● EXERCISE MATERIAL:
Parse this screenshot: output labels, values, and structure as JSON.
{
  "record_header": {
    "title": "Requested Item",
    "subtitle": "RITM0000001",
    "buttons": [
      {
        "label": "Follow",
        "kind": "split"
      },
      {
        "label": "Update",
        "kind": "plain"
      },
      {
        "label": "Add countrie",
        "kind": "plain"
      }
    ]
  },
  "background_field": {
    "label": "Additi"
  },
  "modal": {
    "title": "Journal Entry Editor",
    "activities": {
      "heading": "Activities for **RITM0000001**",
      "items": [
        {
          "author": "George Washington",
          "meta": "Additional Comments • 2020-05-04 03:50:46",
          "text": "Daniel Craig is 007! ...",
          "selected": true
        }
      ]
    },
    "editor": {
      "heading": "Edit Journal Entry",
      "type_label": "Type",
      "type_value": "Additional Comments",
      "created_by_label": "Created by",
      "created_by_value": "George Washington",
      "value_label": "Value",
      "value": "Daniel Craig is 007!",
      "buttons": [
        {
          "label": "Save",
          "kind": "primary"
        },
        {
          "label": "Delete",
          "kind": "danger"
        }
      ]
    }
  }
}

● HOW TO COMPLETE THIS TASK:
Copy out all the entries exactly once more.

● RESULT:
Parse this screenshot: output labels, values, and structure as JSON.
{
  "record_header": {
    "title": "Requested Item",
    "subtitle": "RITM0000001",
    "buttons": [
      {
        "label": "Follow",
        "kind": "split"
      },
      {
        "label": "Update",
        "kind": "plain"
      },
      {
        "label": "Add countrie",
        "kind": "plain"
      }
    ]
  },
  "background_field": {
    "label": "Additi"
  },
  "modal": {
    "title": "Journal Entry Editor",
    "activities": {
      "heading": "Activities for **RITM0000001**",
      "items": [
        {
          "author": "George Washington",
          "meta": "Additional Comments • 2020-05-04 03:50:46",
          "text": "Daniel Craig is 007! ...",
          "selected": true
        }
      ]
    },
    "editor": {
      "heading": "Edit Journal Entry",
      "type_label": "Type",
      "type_value": "Additional Comments",
      "created_by_label": "Created by",
      "created_by_value": "George Washington",
      "value_label": "Value",
      "value": "Daniel Craig is 007!",
      "buttons": [
        {
          "label": "Save",
          "kind": "primary"
        },
        {
          "label": "Delete",
          "kind": "danger"
        }
      ]
    }
  }
}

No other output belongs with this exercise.